Food Pantries Provide Emergency Food to More Than One-Quarter of Food-Insecure Households

Boxes of food items at a food pantry

Some U.S. households turn to community food resources like food pantries to help meet their food needs and reduce food insecurity. In 2017, 4.7 percent of U.S. households reported getting emergency food from food pantries.

Food pantries distribute unprepared foods for home preparation. These emergency food providers are locally based and rely heavily on volunteers. Many are affiliated with faith-based organizations. Some food pantries are large stand-alone organizations, while some are smaller and located within churches or other community organizations. Most of the food distributed by food pantries comes from local resources and donations, but USDA supplements these resources through The Emergency Food Assistance Program (TEFAP). In fiscal 2017, TEFAP supplied 709.4 million pounds of commodities to community emergency food providers (including both food pantries and emergency soup kitchens).

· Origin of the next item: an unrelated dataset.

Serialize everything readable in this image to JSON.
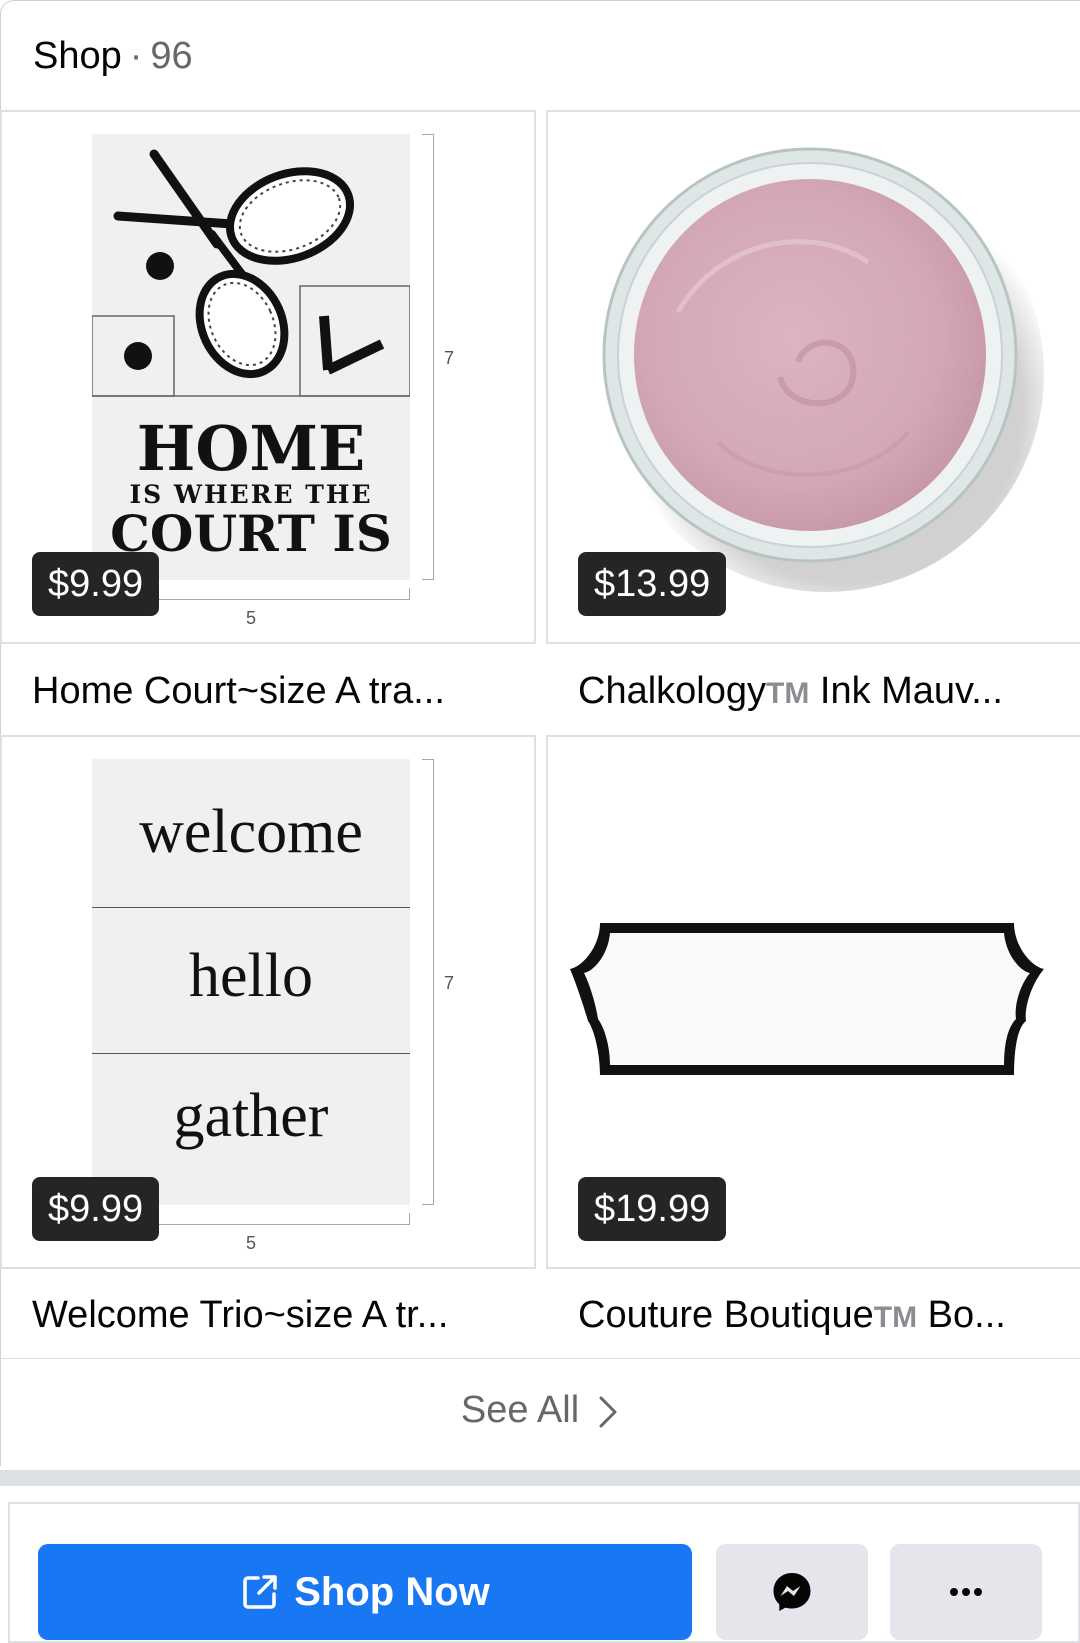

In 2001, 2.8 percent of U.S. households reported obtaining food from a food pantry. By 2014, the rate had nearly doubled to 5.5 percent of households. This increasing use of food pantries coincided with an increase in food insecurity associated with the 2007-09 Great Recession. Food-insecure households are those that had difficulty at some time during the year providing enough food for all their members due to a lack of resources. Food-insecure households may turn to food pantries to cope with and alleviate food insecurity.

Using a food pantry is more common among food-insecure households than among the general population or food-secure households. In 2017, 26 percent of households that were food insecure used a food pantry, up from 18.6 percent in 2001. The usage rate for food-insecure households peaked at 28.2 percent in 2015.

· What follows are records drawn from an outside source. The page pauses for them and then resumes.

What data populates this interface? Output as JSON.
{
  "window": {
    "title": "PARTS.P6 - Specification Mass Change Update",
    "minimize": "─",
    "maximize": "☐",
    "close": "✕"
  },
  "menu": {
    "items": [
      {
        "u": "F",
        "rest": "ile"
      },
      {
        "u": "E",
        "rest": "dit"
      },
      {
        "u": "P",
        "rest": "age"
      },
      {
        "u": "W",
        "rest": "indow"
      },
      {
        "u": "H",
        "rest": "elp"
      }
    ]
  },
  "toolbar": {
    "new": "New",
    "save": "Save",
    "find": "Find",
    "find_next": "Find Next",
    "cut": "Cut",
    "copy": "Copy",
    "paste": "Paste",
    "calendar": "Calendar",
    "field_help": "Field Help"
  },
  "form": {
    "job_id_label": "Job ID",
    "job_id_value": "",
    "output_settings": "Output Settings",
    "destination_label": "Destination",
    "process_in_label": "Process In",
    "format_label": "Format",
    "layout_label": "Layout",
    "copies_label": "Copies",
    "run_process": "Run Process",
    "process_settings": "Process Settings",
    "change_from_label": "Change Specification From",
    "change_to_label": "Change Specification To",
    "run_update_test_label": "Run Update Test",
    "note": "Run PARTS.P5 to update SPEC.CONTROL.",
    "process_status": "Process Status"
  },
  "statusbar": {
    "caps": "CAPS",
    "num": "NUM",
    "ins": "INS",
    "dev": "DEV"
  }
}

This increase in food pantry use is likely due to greater need, as the national prevalence of food insecurity was higher in 2017 (11.8 percent) than it was in 2001 (10.7 percent). The prevalence of food insecurity peaked at 14.9 percent in 2011. In addition to more need, the greater use of food pantries over time may also be due to greater availability of food pantries providing emergency food. Survey data collected by Feeding America—the national nonprofit organization that supplies food to the vast majority of U.S. emergency feeding programs—show the number of food pantries it served increased by 19 percent between 2002 and 2017.